Climate change is usually explained in terms of melting ice caps, rising sea levels and coral bleaching. But rising temperatures and altered weather patterns will also affect the food we eat. Recent studies show the cost of putting cherries on your Christmas pudding is likely to increase, that there’ll be fewer prawns for your Australia Day BBQ, and that chocolate might disappear altogether by 2050.
Ben van Delden, agtech sector leader for KPMG Australia says seasonality and the perils of nature’s whim has always had an impact on the price of food; if an unexpected hail storm wipes out a chunk of the cherry crop when demand is high, like at Christmas, you see price rises.
But van Delden says it’s not just about acute changes in supply. Climate Change is likely to force changes to where and how produce is grown with significant growth in alternative food and production methods.
“Warmer temperatures will likely affect fungal infections and diseases hitting plants so a two degree increase will mean moving the key zones for [growing] produce,” he says. “We are also seeing a focus on different ways of producing, such as growing high-value cherries indoors to protect [crops] from the environment and ocean-based plant protein sources.
“In Italy they have started growing plants underwater in submerged bubbles – a smart way of not needing pesticides – while [a project team in] the Netherlands has built a floating dairy farm.
“One start-up in the Netherlands is producing seaweed pasta and bacon that is said to taste remarkably like the real thing, and pea protein is being used as a seafood substitute.
“Who knows what our Christmas lunch will look like in 2030?”
Can we turn back time?
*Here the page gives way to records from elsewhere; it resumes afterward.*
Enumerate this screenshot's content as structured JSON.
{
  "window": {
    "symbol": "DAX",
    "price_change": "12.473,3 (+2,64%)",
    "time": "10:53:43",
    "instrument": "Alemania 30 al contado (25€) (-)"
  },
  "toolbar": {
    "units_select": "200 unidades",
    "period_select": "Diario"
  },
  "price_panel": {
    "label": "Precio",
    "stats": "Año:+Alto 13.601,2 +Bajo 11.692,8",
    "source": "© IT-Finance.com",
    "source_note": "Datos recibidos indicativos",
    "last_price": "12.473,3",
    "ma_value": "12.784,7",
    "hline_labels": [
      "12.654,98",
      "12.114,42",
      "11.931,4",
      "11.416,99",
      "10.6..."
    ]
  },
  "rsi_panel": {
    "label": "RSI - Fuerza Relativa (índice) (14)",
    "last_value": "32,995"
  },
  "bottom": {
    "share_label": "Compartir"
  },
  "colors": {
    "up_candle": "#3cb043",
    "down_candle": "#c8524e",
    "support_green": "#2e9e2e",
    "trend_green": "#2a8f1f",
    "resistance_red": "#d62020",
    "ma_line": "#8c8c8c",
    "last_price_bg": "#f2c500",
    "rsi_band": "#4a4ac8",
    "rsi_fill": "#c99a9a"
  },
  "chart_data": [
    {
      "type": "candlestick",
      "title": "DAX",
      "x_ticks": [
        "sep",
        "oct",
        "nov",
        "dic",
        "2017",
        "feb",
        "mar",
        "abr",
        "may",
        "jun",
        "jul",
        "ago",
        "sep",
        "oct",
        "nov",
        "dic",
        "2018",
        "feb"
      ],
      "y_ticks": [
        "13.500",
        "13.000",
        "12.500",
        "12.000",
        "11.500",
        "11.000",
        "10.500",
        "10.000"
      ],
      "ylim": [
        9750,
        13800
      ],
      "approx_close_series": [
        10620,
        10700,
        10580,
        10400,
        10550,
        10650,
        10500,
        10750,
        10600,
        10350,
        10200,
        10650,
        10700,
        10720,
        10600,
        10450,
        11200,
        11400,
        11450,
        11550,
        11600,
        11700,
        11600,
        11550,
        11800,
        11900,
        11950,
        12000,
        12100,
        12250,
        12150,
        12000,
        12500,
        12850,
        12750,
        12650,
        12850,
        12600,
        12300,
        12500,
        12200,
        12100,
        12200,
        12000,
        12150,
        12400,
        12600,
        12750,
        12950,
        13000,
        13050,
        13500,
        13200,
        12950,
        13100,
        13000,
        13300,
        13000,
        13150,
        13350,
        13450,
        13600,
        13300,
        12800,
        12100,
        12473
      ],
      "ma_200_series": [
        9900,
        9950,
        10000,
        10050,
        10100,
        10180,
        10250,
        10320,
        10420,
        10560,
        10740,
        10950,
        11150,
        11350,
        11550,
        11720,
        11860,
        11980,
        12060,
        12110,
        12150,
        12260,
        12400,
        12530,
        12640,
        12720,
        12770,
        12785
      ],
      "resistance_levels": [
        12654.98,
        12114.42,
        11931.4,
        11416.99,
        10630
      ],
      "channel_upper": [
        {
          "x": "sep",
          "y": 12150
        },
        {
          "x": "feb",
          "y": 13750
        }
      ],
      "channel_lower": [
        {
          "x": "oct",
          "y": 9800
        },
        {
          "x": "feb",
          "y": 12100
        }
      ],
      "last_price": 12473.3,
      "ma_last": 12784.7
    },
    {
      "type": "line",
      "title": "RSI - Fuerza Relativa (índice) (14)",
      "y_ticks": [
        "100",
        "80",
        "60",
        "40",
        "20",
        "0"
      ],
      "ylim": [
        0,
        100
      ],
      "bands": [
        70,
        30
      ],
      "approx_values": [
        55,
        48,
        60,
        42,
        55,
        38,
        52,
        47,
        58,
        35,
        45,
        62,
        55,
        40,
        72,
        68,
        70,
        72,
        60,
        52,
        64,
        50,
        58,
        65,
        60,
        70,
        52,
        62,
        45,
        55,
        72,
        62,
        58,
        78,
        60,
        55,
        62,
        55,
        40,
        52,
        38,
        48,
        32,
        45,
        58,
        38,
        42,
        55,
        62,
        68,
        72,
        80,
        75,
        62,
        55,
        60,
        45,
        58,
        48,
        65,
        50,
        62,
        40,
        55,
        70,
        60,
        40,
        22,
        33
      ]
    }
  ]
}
Dr Matthew Bell, Oceania managing partner of climate change and sustainability services at Ernst & Young says large scale impacts of climate change are unlikely to be halted or reversed by engineered solutions.
“But practical measures for specific impacts, like shading, pest barriers and other interventions, will continue,” Bell says. “Agribusiness also has the ability to diversify into carbon abatement, as well as plan for and manage the impacts of a changing climate.
“Bloomberg modelling has already shown that on a like-for-like comparison, 100MW of wind power is already cheaper than its coal equivalent.”
“The easiest way is reducing fossil fuel usage.”
What’s climate got to do with the price of fish?
University of Adelaide marine ecologist Professor Ivan Nagelkerken says the world’s oceans are copping a double whammy from climate change; they are becoming more acidic and they’re getting warmer – driving many tropical species toward the poles.
Nagelkerken says with commercially fished species moving to cooler waters, fishermen will burn more fuel and have to cover higher overheads to catch them. And rising acidity is a huge concern for the survivability of species, particularly those we like to eat.
“What we’ve seen so far is survival in species that are flexible in what they eat and naturally aggressive in finding food and shelter,” he says, “but those are not typically species that we fish. If we swap from cod to carp we solve a big problem – but people don’t want to eat carp.”